[THE PROBLEM]:
Read the records below and copy each line that contains "structured".

[DATA TO USE]:
= = = = =
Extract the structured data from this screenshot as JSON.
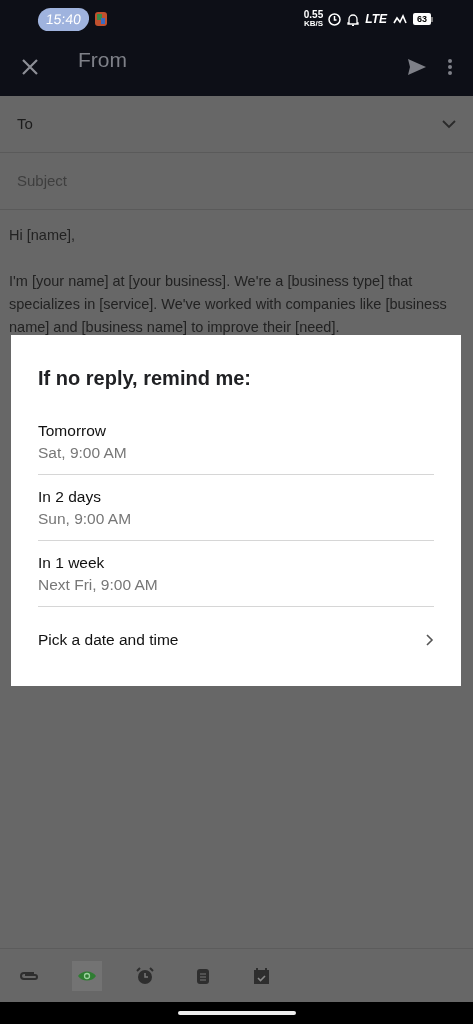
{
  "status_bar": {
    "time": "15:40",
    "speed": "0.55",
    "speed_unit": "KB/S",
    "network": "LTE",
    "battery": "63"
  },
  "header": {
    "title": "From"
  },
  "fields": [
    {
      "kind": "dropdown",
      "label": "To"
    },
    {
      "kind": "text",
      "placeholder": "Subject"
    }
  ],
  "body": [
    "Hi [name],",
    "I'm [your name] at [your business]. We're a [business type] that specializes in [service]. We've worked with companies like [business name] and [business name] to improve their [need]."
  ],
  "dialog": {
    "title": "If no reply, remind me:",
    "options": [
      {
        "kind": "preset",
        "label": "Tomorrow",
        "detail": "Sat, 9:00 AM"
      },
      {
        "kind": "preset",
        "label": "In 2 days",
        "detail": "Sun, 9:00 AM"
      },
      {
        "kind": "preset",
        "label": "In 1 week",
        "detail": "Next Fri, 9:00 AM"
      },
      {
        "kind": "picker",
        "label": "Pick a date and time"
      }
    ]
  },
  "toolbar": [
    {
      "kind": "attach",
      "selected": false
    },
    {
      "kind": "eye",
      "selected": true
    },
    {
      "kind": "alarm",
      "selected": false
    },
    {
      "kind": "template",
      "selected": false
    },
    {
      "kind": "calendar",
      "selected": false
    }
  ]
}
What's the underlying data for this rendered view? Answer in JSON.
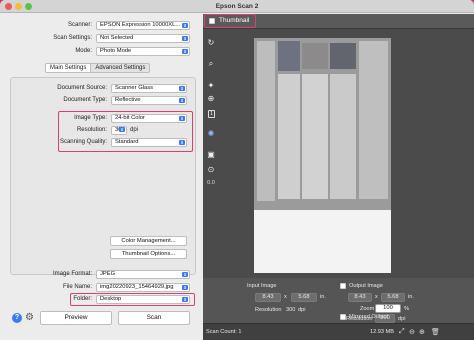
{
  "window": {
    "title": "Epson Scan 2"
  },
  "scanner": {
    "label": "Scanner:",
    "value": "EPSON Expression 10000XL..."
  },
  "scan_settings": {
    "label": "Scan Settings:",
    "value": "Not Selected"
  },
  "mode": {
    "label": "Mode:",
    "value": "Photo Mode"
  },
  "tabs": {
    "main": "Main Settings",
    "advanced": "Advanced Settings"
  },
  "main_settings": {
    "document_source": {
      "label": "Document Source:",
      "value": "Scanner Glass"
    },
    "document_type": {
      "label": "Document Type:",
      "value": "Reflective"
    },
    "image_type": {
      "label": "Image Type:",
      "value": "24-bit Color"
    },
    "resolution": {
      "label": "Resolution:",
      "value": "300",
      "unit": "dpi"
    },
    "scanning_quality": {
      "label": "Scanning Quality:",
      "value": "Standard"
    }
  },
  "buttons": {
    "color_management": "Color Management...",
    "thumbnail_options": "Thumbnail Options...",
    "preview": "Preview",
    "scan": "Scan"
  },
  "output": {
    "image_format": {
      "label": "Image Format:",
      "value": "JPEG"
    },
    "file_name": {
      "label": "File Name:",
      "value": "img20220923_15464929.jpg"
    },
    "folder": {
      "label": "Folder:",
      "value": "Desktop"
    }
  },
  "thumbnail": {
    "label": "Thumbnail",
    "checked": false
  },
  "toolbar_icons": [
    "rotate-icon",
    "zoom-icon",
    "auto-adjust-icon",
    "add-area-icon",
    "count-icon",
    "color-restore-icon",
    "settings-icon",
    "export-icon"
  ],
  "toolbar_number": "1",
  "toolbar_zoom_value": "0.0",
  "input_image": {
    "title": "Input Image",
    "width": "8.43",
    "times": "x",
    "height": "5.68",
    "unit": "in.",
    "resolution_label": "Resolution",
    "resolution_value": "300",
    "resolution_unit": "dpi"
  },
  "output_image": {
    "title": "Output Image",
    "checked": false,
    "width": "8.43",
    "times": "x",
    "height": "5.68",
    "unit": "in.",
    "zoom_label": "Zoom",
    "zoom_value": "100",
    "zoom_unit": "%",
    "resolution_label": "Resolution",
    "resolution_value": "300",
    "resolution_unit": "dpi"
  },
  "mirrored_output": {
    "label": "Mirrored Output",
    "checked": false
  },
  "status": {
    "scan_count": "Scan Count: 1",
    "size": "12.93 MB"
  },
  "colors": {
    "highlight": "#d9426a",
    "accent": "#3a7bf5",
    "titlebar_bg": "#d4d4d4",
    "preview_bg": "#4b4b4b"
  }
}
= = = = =
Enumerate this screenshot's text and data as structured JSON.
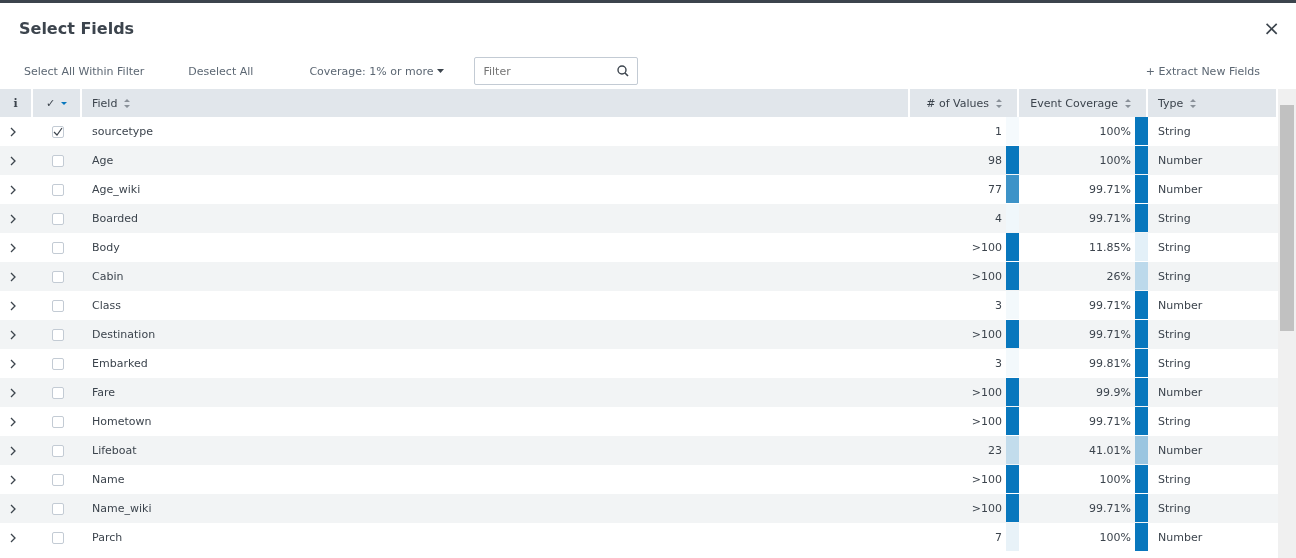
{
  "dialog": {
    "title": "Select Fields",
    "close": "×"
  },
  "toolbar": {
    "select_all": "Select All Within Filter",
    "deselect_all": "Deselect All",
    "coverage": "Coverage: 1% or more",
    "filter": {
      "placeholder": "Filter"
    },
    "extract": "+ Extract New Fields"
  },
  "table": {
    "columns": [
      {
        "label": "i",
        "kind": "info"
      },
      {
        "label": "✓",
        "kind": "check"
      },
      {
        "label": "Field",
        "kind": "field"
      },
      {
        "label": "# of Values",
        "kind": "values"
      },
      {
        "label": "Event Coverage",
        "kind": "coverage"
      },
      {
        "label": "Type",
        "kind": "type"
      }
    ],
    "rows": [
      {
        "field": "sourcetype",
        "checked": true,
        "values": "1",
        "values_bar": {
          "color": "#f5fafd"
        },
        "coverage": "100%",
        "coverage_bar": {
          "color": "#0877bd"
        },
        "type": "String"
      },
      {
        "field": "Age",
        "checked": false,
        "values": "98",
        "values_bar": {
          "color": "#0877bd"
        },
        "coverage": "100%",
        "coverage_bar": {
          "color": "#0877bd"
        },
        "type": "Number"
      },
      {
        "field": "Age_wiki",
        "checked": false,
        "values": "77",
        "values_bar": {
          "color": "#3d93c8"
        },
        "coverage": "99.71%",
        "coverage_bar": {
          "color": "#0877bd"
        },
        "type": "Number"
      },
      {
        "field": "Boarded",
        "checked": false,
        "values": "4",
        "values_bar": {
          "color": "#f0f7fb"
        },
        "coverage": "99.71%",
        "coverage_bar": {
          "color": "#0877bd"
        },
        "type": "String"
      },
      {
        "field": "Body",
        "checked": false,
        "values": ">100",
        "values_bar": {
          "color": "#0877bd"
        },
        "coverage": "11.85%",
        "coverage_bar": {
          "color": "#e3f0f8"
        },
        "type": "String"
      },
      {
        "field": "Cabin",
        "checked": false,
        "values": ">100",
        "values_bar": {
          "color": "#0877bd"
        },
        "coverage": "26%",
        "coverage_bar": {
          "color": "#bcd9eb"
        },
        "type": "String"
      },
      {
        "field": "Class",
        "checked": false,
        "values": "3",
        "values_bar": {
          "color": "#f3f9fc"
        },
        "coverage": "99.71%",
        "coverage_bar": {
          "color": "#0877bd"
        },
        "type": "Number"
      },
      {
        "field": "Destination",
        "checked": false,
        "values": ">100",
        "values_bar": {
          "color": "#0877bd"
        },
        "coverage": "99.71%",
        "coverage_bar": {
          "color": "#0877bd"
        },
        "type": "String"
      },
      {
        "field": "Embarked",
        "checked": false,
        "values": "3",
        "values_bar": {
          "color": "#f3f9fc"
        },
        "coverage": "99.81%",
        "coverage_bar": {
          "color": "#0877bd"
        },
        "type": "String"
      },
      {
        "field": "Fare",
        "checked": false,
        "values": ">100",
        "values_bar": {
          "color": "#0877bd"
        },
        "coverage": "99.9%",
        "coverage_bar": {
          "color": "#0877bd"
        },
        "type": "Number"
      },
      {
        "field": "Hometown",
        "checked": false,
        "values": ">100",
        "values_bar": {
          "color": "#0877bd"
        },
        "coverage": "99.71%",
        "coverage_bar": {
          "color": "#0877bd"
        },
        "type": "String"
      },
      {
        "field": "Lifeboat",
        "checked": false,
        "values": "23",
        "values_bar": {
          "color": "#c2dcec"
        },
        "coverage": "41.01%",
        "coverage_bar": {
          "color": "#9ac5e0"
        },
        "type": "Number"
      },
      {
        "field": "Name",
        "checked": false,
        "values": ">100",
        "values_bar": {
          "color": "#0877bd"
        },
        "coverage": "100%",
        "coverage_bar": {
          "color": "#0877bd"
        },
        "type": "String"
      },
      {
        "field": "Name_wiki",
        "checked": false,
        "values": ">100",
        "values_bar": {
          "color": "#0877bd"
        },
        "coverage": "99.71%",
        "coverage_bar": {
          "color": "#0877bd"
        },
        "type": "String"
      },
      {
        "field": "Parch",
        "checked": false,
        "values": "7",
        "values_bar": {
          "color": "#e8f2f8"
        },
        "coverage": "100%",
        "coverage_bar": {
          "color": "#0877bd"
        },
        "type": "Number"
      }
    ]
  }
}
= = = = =
[SOLUTION FOR THIS PROBLEM]:
Extract the structured data from this screenshot as JSON.
Enumerate this screenshot's text and data as structured JSON.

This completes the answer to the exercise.